We may not hear the songs that echo there, Through those enchanted bowers.
The city's shining towers we may not see With our dim earthly vision,
For Death, the silent warder, keeps the key That opes the gates elysian.
But sometimes, when adown the western sky
Its golden gates swing inward noiselessly,
And while they stand a moment half ajar,
O land unknown! O land of love divine!
[A very aged man in an almshouse was asked what he was doing now. He replied, "Only waiting.")
ONLY waiting till the shadows
Of the day's last beam is flown;
From the heart, once full of day; Till the stars of heaven are breaking Through the twilight soft and gray.
Only waiting till the reapers
Have the last sheaf gathered home, For the summer time is faded,
And the autumn winds have come.
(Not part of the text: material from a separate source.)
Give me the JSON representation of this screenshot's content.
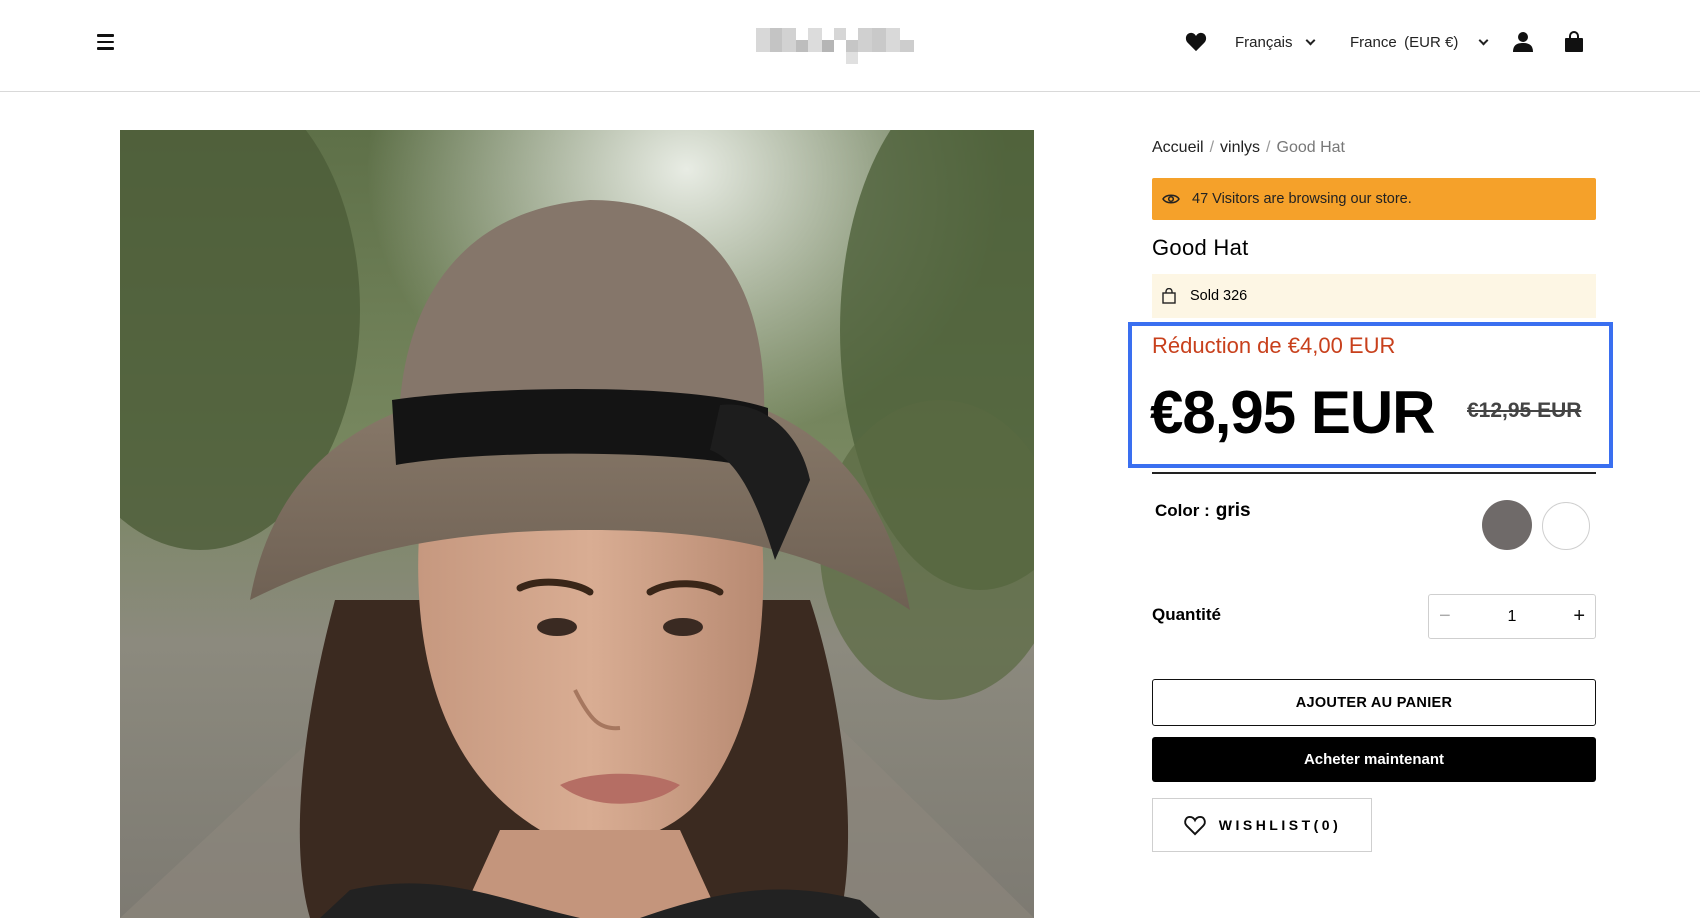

Quickly, reapers! gather quickly
The last ripe hours of my heart, For the bloom of life is withered, And I hasten to depart.
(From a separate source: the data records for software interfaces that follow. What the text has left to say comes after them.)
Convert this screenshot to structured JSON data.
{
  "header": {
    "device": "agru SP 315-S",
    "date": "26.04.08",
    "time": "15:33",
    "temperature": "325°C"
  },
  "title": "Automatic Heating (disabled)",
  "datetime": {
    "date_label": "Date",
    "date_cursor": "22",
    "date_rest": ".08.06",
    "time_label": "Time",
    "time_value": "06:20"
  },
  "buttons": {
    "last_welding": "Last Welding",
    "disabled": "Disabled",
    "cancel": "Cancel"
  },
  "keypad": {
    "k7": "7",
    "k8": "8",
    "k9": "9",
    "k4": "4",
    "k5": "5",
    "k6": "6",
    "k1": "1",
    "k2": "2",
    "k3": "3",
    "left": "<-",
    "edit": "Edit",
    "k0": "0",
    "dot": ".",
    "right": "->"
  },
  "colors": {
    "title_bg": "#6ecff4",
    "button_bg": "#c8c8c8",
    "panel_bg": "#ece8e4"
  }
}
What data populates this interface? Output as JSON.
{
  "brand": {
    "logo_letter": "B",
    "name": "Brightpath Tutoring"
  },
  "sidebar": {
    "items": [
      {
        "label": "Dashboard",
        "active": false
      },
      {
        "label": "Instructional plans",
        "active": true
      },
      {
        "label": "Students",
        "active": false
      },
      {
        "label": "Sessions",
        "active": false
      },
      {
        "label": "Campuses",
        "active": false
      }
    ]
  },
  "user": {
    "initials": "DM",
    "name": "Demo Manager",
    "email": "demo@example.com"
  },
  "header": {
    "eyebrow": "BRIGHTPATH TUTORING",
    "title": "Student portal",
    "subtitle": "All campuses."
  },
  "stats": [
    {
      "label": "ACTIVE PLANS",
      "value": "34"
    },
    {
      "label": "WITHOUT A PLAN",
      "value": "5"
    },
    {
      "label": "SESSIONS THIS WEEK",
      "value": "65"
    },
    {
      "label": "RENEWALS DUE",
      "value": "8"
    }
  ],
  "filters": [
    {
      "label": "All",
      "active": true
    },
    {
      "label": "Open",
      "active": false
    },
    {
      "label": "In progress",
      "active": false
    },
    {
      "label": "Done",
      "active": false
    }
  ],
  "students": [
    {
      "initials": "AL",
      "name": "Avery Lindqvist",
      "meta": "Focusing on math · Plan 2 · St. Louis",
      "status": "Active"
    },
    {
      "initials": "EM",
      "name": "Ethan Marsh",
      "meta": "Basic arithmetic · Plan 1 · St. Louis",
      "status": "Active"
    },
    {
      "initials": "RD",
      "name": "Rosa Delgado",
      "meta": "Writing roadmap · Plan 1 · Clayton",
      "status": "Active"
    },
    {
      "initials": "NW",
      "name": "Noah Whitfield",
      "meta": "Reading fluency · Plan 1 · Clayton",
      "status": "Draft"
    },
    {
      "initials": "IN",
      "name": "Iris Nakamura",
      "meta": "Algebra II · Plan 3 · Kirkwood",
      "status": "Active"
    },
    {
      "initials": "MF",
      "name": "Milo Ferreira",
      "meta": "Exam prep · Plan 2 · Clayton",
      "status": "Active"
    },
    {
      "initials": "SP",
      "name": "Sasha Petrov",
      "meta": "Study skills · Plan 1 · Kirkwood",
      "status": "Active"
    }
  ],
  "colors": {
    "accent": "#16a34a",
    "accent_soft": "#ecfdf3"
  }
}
Only waiting till the angels
Open wide the mystic gate, At whose feet I long have lingered, Weary, poor, and desolate. Even now I hear the footsteps, And their voices far away;
If they call me I am waiting, Only waiting to obey.
Only waiting till the shadows
Of the day's last beam is flown.
COME, Brother, turn with me from pining thought
And all the inward ills that sin has wrought;
They 'll home again, full laden, to thy door; The streams of love flow back where they begin, For springs of outward joys lie deep within.
Even let them flow, and make the places glad Where dwell thy fellow-men. Shouldst thou be sad, And earth seem bare, and hours, once happy, press Upon thy thoughts, and make thy loneliness More lonely for the past, thou then shalt hear The music of those waters running near; And thy faint spirit drink the cooling stream, And thine eye gladden with the playing beam That now upon the water dances, now Leaps up and dances in the hanging bough.
Is it not lovely? Tell me, where doth dwell The power that wrought so beautiful a spell ? In thine own bosom, Brother? Then as thine Guard with a reverent fear this power divine.
And if, indeed, 't is not the outward state, But temper of the soul by which we rate Sadness or joy, even let thy bosom move With noble thoughts and wake thee into love, And let each feeling in thy breast be given An honest aim, which, sanctified by Heaven, And springing into act, new life imparts, Till beats thy frame as with a thousand hearts.
Sin clouds the mind's clear vision,
Around the self-starved soul has spread a dearth.
and thy poor mind
be dull? Thou talk of life, with half thy soul asleep?
Thou "living dead man," let thy spirit leap Forth to the day, and let the fresh air blow Through thy soul's shut-up mansion. Wouldst thou know
Something of what is life, shake off this death;
With which all nature's quick, and learn to be
RICHARD HENRY DANA.
'T were vain the ocean depths to sound, Or pierce to either pole.
The world can never give
The bliss for which we sigh:
Beyond this vale of tears
There is a death whose pang
Outlasts the fleeting breath: O, what eternal horrors hang Around the second death!